App and web page records
↓
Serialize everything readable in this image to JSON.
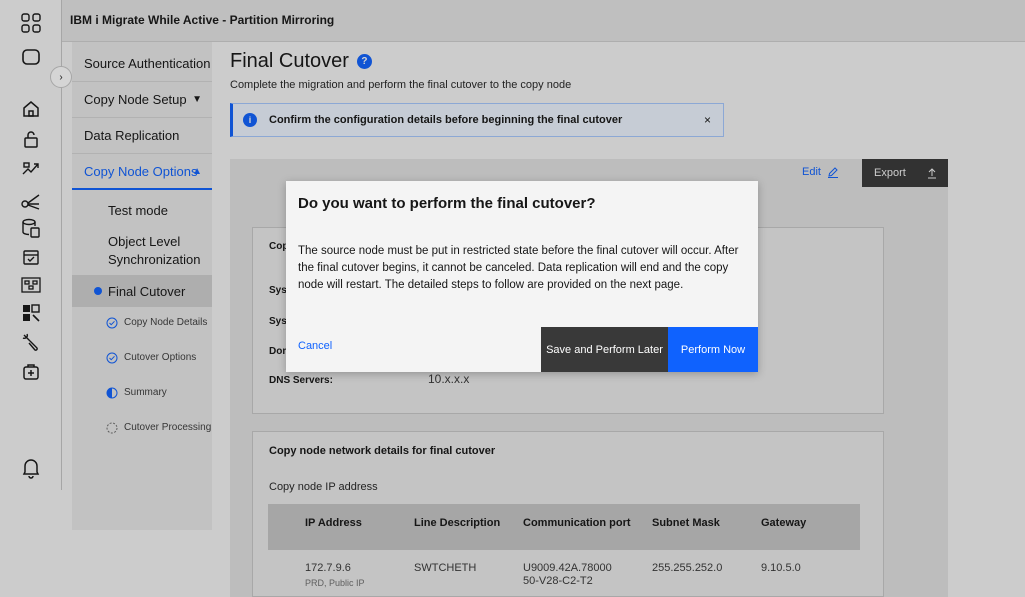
{
  "header": {
    "title": "IBM i Migrate While Active - Partition Mirroring"
  },
  "rail": {
    "expand_glyph": "›",
    "icons": [
      "apps-icon",
      "window-icon",
      "home-icon",
      "lock-icon",
      "migrate-icon",
      "network-icon",
      "storage-icon",
      "checklist-icon",
      "topology-icon",
      "dashboard-icon",
      "tools-icon",
      "health-icon",
      "notification-icon"
    ]
  },
  "nav": {
    "items": [
      {
        "label": "Source Authentication"
      },
      {
        "label": "Copy Node Setup",
        "chevron": "▼"
      },
      {
        "label": "Data Replication"
      },
      {
        "label": "Copy Node Options",
        "chevron": "▲"
      }
    ],
    "sub_items": [
      {
        "label": "Test mode"
      },
      {
        "label": "Object Level Synchronization"
      }
    ],
    "selected": "Final Cutover",
    "steps": [
      {
        "label": "Copy Node Details",
        "state": "complete"
      },
      {
        "label": "Cutover Options",
        "state": "complete"
      },
      {
        "label": "Summary",
        "state": "in-progress"
      },
      {
        "label": "Cutover Processing",
        "state": "not-started"
      }
    ]
  },
  "main": {
    "title": "Final Cutover",
    "help_glyph": "?",
    "subtitle": "Complete the migration and perform the final cutover to the copy node",
    "notification": {
      "icon_glyph": "i",
      "text": "Confirm the configuration details before beginning the final cutover",
      "close_glyph": "×"
    },
    "edit_label": "Edit",
    "export_label": "Export",
    "card1": {
      "labels": [
        "Cop",
        "Syst",
        "Syst",
        "Dom",
        "DNS Servers:"
      ],
      "dns_value": "10.x.x.x"
    },
    "card2": {
      "title": "Copy node network details for final cutover",
      "subtitle": "Copy node IP address",
      "columns": [
        "IP Address",
        "Line Description",
        "Communication port",
        "Subnet Mask",
        "Gateway"
      ],
      "row": {
        "ip": "172.7.9.6",
        "ip_sub": "PRD, Public IP",
        "line": "SWTCHETH",
        "port_1": "U9009.42A.78000",
        "port_2": "50-V28-C2-T2",
        "mask": "255.255.252.0",
        "gateway": "9.10.5.0"
      }
    }
  },
  "modal": {
    "title": "Do you want to perform the final cutover?",
    "body": "The source node must be put in restricted state before the final cutover will occur. After the final cutover begins, it cannot be canceled. Data replication will end and the copy node will restart. The detailed steps to follow are provided on the next page.",
    "cancel_label": "Cancel",
    "later_label": "Save and Perform Later",
    "now_label": "Perform Now"
  },
  "colors": {
    "accent": "#0f62fe",
    "dark_button": "#393939"
  }
}
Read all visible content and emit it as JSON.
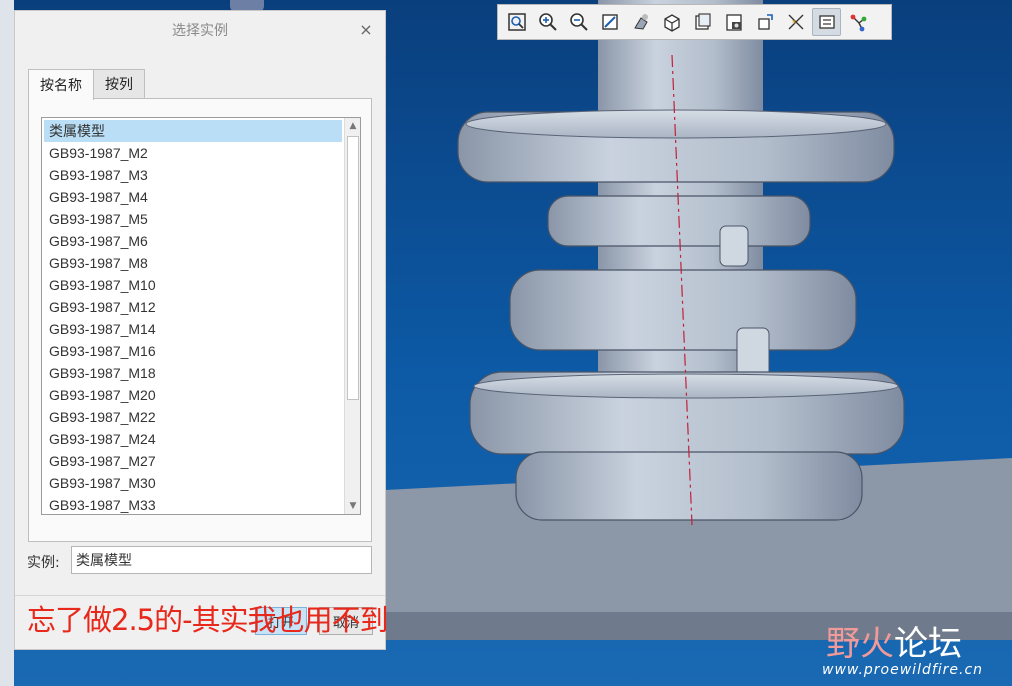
{
  "toolbar": {
    "icons": [
      "refit-icon",
      "zoom-in-icon",
      "zoom-out-icon",
      "repaint-icon",
      "display-style-icon",
      "standard-orientation-icon",
      "saved-views-icon",
      "view-manager-icon",
      "perspective-icon",
      "spin-center-icon",
      "annotation-display-icon",
      "datum-display-icon"
    ]
  },
  "dialog": {
    "title": "选择实例",
    "close_glyph": "×",
    "tabs": [
      {
        "label": "按名称"
      },
      {
        "label": "按列"
      }
    ],
    "list": {
      "items": [
        "类属模型",
        "GB93-1987_M2",
        "GB93-1987_M3",
        "GB93-1987_M4",
        "GB93-1987_M5",
        "GB93-1987_M6",
        "GB93-1987_M8",
        "GB93-1987_M10",
        "GB93-1987_M12",
        "GB93-1987_M14",
        "GB93-1987_M16",
        "GB93-1987_M18",
        "GB93-1987_M20",
        "GB93-1987_M22",
        "GB93-1987_M24",
        "GB93-1987_M27",
        "GB93-1987_M30",
        "GB93-1987_M33"
      ],
      "selected_index": 0
    },
    "instance_label": "实例:",
    "instance_value": "类属模型",
    "open_label": "打开",
    "cancel_label": "取消"
  },
  "overlay": {
    "caption": "忘了做2.5的-其实我也用不到",
    "watermark_logo_a": "野火",
    "watermark_logo_b": "论坛",
    "watermark_url": "www.proewildfire.cn"
  },
  "colors": {
    "caption": "#e8281b",
    "selection": "#b9def5",
    "background_top": "#0a3f7d",
    "background_bottom": "#1a69b3",
    "part_metal": "#b7c2d0"
  }
}
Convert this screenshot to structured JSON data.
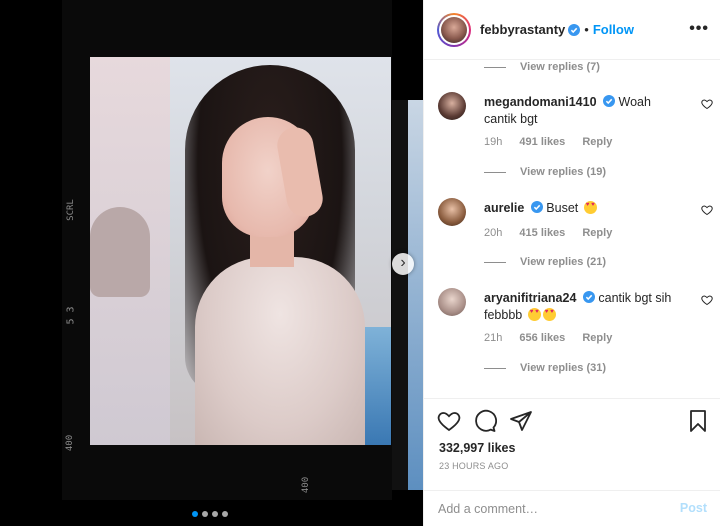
{
  "post": {
    "username": "febbyrastanty",
    "follow_label": "Follow",
    "dot": "•",
    "more_icon": "more-horizontal-icon",
    "more_label": "•••"
  },
  "media": {
    "film_marks": [
      "SCRL",
      "5 3",
      "400",
      "400"
    ],
    "carousel_next": "›",
    "dots": 4,
    "active_dot": 0
  },
  "comments": {
    "replies_top": "View replies (7)",
    "items": [
      {
        "user": "megandomani1410",
        "text": "Woah cantik bgt",
        "time": "19h",
        "likes": "491 likes",
        "reply": "Reply",
        "replies": "View replies (19)"
      },
      {
        "user": "aurelie",
        "text": "Buset",
        "time": "20h",
        "likes": "415 likes",
        "reply": "Reply",
        "replies": "View replies (21)"
      },
      {
        "user": "aryanifitriana24",
        "text": "cantik bgt sih febbbb",
        "time": "21h",
        "likes": "656 likes",
        "reply": "Reply",
        "replies": "View replies (31)"
      }
    ]
  },
  "footer": {
    "likes": "332,997 likes",
    "time": "23 HOURS AGO",
    "comment_placeholder": "Add a comment…",
    "post_label": "Post"
  },
  "colors": {
    "accent": "#0095f6",
    "verified": "#3897f0",
    "muted": "#8e8e8e",
    "text": "#262626"
  }
}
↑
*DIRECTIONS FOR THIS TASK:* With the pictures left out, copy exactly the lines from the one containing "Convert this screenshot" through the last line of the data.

*RESPONSE FOR THIS EXERCISE:*
Convert this screenshot to structured JSON data.
{
  "post": {
    "username": "febbyrastanty",
    "follow_label": "Follow",
    "dot": "•",
    "more_icon": "more-horizontal-icon",
    "more_label": "•••"
  },
  "media": {
    "film_marks": [
      "SCRL",
      "5 3",
      "400",
      "400"
    ],
    "carousel_next": "›",
    "dots": 4,
    "active_dot": 0
  },
  "comments": {
    "replies_top": "View replies (7)",
    "items": [
      {
        "user": "megandomani1410",
        "text": "Woah cantik bgt",
        "time": "19h",
        "likes": "491 likes",
        "reply": "Reply",
        "replies": "View replies (19)"
      },
      {
        "user": "aurelie",
        "text": "Buset",
        "time": "20h",
        "likes": "415 likes",
        "reply": "Reply",
        "replies": "View replies (21)"
      },
      {
        "user": "aryanifitriana24",
        "text": "cantik bgt sih febbbb",
        "time": "21h",
        "likes": "656 likes",
        "reply": "Reply",
        "replies": "View replies (31)"
      }
    ]
  },
  "footer": {
    "likes": "332,997 likes",
    "time": "23 HOURS AGO",
    "comment_placeholder": "Add a comment…",
    "post_label": "Post"
  },
  "colors": {
    "accent": "#0095f6",
    "verified": "#3897f0",
    "muted": "#8e8e8e",
    "text": "#262626"
  }
}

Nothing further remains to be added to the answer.